Nature of the Injury

Whether or not the injury was foreseeable also is a large factor in liability. The court will look at whether the circumstances surrounding the injury were foreseeable and if a reasonable daycare center should have and could have prevented them. For example, some foreseeable incidents may include falling from playground equipment, unsanitary conditions, or tripping over an object.

Proving Liability in a Child Daycare Injury Claim

In order to hold a daycare center liable for a child’s injury, there are four elements that need to be proven in order to determine liability:

  1. The child care provider had a duty to exercise reasonable care;
  2. The child care provider breached that duty;
  3. If not for the child care provider’s actions (or lack of action), the child’s injury would not have occurred;
  4. And that breach was the sole cause of the child’s injury.

Child care providers are required to provide the duty of reasonable care, when they fail to do so you may be entitled to monetary compensation for damages suffered.

What if I Don’t Know Exactly How my Child Broke a Bone? How Do I Prove the Daycare was Responsible?

We have handled a number of cases where the facility covers up their negligence with a simple story such as “she was just running and fell.” It is very fact specific but sometimes the nature of the injury is one that without negligence, it just cannot happen. There is an appellate case that went into exactly this topic. In PERSINGER et al. v. STEP BY STEP INFANT DEVELOPMENT CENTER, a 2002 Court of Appeals case, an 18-month-old child broke his left femur while under the care of Step By Step Infant Development Center daycare. His parents sued the daycare for negligence. The trial court threw the case out on summary judgment saying that the parents could not prove that negligence caused the injury.

The teacher said the child fell on the carpeted floor while running toward her and seemed to twist his leg.
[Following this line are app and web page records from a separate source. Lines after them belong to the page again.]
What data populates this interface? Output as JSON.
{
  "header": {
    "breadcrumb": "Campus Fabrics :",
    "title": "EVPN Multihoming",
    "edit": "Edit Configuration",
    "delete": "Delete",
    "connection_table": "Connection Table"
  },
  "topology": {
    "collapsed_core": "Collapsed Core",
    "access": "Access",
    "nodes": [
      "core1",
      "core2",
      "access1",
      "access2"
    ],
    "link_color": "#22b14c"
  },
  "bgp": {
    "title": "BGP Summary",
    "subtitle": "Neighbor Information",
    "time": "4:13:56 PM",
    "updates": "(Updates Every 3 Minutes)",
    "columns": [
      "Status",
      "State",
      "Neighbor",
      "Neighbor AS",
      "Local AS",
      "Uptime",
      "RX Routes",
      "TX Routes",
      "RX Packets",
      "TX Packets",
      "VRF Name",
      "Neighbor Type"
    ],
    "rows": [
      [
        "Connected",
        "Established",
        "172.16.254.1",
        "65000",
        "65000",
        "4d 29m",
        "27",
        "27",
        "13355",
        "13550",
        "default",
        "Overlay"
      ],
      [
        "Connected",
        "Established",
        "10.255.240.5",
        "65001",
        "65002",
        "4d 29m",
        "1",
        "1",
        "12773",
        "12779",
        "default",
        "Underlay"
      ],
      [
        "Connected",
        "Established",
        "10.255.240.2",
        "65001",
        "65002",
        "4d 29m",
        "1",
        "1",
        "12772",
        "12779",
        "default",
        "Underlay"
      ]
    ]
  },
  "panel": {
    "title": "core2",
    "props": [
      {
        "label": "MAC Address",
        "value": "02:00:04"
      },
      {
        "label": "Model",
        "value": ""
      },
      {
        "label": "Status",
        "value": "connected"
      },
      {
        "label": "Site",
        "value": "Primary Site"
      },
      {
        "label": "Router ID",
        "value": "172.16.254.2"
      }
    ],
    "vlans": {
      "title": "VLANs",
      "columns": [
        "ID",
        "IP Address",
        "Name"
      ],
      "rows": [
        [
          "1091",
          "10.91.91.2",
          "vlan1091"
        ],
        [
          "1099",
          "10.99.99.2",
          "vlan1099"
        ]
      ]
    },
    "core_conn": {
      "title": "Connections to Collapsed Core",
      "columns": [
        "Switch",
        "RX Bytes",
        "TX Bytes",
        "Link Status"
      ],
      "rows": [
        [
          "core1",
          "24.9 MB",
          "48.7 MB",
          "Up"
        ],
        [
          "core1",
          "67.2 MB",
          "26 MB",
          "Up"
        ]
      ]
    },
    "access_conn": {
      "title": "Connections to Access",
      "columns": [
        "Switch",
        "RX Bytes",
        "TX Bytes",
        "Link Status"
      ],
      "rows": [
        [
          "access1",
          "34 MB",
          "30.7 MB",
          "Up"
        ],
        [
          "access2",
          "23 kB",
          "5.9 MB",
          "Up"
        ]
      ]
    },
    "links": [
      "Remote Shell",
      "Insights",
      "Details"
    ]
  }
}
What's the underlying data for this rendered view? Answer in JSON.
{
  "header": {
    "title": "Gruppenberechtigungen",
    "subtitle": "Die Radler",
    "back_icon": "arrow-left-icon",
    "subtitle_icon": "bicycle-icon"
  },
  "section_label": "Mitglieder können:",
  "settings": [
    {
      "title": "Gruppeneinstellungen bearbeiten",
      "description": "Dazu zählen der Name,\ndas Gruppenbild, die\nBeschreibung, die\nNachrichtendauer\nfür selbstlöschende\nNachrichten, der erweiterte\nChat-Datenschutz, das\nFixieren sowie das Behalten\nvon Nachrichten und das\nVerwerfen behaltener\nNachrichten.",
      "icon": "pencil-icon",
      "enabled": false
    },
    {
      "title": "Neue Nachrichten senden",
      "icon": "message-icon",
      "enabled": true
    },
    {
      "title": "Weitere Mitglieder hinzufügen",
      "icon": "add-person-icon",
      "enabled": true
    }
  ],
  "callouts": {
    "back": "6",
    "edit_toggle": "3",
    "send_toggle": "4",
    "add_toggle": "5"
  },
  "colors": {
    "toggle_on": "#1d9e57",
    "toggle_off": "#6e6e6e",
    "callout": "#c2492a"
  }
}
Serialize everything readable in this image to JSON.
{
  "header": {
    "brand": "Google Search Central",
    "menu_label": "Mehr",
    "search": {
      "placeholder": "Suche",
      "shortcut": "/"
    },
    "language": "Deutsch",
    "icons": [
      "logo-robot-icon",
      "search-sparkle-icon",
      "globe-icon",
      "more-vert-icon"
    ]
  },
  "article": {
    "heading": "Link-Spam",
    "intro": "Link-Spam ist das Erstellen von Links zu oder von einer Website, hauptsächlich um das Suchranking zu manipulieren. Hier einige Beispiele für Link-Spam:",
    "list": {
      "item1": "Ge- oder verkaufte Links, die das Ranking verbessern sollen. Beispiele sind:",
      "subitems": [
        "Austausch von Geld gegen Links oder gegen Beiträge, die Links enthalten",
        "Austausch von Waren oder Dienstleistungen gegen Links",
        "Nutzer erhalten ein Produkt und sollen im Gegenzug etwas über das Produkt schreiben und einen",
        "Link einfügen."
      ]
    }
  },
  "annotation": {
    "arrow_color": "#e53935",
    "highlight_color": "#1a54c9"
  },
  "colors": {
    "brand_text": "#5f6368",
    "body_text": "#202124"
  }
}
Standing on its own, that is summary judgment the court said. However, the surgeon opined that the type of break James sustained would not have reasonably occurred from simply walking or running, and that his foot must have been “locked” in place for the break to have occurred that way. The parents argued that, given the Doctor’s opinion that the injury cannot occur in the way the teacher said, under the doctrine of res ipsa loquitur (the thing speaks for itself) allows a negligence inference in some cases based on circumstances. Here, the court found the expert testimony supported applying that doctrine, as the injury was of a type not ordinarily occurring without negligence. In summary, the parents presented enough evidence through expert testimony to create an issue of material fact and have their case heard by a jury rather than dismissed via summary judgment. 

It was still a difficult case to prove wrongdoing, but at least they get a day in court.

Contact Our Atlanta Child Daycare Injury Lawyer

Our legal team at The Simon Law Firm works closely with families to minimize the stress and strain that a preventable child injury can create. Discuss your case for free today with a skilled Atlanta child daycare injury lawyer. Call (404) 259-7635 or fill out our online contact form.